Google has bought Zagat Survey restaurant guides for an undisclosed sum but which could be in the region of US$200m.
The move is a bid to increase Google’s hold on the local marketplace – the guides, founded in 1979, rely on customer reviews of restaurants in some 100 countries from 350,000 diners a year.
As well as its published pocket-sized Guides – which include an app – Zagat also owns a wine club, Zagat Wine, which was not part of the deal.
Google vice-president for maps and local services, Marissa Meyer, said Zagat would become ‘a cornerstone of our local offering’.
Decanter.com understands that founders Tim and Nina Zagat put their company on the market in 2008 for US$200m but found no buyers.
The deal has given rise to a good deal of speculation about Zagat’s traction in the restaurant reviews market.
The Wall Street Journal said Google was ‘building a powerful array of local commerce assets [which could] crimp emerging Web stars like Yelp, Groupon and OpenTable.’

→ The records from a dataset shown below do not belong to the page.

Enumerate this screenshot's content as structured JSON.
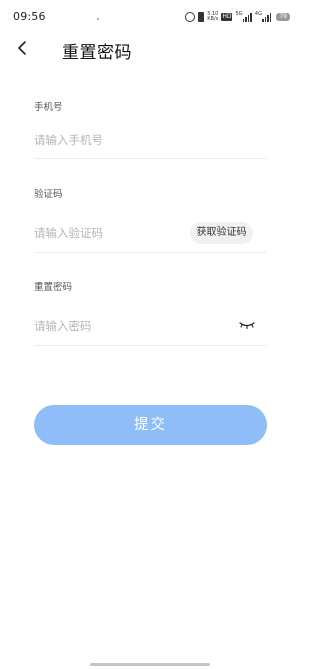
{
  "status_bar": {
    "time": "09:56",
    "net_speed_value": "5.10",
    "net_speed_unit": "KB/s",
    "hd_label": "HD",
    "signal_1_label": "5G",
    "signal_2_label": "4G",
    "battery": "79"
  },
  "header": {
    "title": "重置密码"
  },
  "form": {
    "phone": {
      "label": "手机号",
      "placeholder": "请输入手机号"
    },
    "code": {
      "label": "验证码",
      "placeholder": "请输入验证码",
      "get_code_label": "获取验证码"
    },
    "password": {
      "label": "重置密码",
      "placeholder": "请输入密码"
    },
    "submit_label": "提交"
  }
}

Zagat, which ‘distills user feedback into a single trusted review’, was more trustworthy than other user-review sites such as Yelp, the paper said.
At the same time, some critics cast doubt on Google’s ability to maintain Zagat’s standards
But others suggested such standards were not copper-bottomed.
‘While many articles about the acquisition tout Zagat’s trusted reviews, their books simply compiled surveys filled out by nearly anyone,’ Scott Reitz in the Dallas Observer said.
He cited a Washington Post blog written in 2009 which criticised the ‘random’ nature of the reviews and listed a catalogue of errors and inconsistencies.
The blog was entitled, ‘Dear Zagat, A hearty thanks for your 30 years of service. Now go away’.
Written by Adam Lechmere